::: Task data

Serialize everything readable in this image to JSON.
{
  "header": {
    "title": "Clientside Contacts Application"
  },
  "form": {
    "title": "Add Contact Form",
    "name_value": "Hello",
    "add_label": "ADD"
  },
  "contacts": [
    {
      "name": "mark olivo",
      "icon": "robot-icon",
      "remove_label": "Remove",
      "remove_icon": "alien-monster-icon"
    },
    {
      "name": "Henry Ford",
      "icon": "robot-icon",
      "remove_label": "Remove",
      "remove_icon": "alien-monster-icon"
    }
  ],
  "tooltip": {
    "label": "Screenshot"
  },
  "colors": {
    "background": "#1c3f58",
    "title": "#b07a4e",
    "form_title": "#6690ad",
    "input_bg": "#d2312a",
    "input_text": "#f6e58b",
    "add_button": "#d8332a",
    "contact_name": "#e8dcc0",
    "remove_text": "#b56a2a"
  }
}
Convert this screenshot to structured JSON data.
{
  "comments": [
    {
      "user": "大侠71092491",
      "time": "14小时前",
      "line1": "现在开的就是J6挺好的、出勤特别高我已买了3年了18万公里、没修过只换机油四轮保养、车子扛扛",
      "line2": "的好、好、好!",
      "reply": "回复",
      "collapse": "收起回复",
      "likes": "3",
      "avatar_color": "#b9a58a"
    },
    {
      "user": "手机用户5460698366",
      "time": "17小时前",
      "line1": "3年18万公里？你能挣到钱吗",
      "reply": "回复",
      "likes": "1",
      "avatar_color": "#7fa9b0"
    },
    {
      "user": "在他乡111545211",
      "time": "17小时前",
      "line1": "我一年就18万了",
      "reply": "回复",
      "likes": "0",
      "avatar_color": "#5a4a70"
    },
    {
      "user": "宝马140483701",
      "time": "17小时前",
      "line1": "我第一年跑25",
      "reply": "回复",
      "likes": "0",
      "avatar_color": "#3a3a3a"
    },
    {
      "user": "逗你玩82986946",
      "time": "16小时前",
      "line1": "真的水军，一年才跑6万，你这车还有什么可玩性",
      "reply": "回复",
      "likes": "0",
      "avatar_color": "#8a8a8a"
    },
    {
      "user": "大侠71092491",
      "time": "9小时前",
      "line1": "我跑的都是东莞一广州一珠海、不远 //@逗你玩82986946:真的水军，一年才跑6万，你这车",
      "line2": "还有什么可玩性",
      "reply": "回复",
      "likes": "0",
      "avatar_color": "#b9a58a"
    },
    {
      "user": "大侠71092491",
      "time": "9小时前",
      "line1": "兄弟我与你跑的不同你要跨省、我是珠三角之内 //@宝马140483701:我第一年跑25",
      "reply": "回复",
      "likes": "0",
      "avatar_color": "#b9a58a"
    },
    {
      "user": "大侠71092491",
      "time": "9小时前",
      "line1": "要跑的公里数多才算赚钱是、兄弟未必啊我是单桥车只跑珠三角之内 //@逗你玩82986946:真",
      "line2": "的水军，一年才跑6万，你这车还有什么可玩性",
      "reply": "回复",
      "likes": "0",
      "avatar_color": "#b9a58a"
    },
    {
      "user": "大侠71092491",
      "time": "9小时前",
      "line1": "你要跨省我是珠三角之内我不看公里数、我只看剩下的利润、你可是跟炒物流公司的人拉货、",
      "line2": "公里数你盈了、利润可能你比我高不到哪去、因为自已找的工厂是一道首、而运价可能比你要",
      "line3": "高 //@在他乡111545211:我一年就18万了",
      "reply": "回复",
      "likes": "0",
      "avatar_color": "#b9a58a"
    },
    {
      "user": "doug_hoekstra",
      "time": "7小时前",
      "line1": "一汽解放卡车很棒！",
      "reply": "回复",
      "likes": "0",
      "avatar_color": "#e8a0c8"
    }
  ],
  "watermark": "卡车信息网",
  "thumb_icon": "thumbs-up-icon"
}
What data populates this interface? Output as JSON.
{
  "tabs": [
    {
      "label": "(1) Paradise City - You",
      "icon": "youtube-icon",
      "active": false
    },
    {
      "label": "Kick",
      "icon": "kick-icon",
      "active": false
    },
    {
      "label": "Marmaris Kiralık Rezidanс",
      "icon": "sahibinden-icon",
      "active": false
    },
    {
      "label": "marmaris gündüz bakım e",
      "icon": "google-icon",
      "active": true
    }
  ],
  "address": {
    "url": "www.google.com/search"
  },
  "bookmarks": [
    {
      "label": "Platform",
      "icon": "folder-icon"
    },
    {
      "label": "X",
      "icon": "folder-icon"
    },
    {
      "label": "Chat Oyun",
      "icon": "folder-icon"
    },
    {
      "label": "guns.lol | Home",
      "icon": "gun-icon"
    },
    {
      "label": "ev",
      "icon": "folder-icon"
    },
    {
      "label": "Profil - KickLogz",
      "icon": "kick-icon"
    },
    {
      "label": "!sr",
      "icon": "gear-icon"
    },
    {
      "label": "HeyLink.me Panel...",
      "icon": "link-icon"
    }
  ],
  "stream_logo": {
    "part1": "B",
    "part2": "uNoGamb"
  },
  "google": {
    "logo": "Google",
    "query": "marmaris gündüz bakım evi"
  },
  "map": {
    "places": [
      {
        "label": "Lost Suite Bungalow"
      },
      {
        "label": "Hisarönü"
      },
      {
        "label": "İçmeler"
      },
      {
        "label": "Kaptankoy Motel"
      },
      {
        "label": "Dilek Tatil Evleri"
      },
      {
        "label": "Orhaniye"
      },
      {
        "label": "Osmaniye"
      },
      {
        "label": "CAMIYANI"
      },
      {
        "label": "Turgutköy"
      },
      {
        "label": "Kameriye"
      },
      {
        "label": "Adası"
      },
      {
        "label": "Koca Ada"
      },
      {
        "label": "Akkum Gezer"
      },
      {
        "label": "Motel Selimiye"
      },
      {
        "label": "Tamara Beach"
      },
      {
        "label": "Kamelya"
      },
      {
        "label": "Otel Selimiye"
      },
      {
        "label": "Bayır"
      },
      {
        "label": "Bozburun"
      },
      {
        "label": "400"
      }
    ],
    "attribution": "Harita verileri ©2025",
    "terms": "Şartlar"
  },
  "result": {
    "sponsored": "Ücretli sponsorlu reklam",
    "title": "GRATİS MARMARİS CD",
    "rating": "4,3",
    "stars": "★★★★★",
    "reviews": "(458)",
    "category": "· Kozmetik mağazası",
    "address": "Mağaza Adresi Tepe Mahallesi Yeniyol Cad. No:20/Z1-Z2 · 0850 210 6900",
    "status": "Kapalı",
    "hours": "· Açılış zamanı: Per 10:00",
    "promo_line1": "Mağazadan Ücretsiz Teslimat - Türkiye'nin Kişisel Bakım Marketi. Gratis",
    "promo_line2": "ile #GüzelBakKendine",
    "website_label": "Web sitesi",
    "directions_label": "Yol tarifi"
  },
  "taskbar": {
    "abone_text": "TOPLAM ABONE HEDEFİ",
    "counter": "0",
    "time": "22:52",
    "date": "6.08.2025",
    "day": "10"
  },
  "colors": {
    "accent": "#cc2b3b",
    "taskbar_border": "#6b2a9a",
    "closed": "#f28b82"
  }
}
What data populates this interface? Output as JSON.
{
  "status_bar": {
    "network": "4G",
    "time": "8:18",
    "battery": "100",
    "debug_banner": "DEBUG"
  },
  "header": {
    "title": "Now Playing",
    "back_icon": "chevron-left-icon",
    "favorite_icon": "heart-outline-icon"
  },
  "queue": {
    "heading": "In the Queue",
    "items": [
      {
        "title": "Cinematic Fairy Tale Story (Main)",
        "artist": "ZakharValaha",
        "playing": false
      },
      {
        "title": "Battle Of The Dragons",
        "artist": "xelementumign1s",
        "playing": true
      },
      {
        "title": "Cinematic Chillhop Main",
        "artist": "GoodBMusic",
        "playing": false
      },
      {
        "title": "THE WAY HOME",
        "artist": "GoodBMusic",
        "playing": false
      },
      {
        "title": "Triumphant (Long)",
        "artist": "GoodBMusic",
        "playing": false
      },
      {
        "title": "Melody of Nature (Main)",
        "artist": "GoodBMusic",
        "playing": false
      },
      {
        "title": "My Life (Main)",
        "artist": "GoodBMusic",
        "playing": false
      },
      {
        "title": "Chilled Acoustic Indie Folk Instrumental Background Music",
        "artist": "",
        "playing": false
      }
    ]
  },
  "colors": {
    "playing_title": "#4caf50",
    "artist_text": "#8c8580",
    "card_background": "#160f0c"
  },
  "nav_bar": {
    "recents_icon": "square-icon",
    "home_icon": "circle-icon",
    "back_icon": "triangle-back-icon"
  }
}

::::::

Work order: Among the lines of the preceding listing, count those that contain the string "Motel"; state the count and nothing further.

Solution to the problem: 2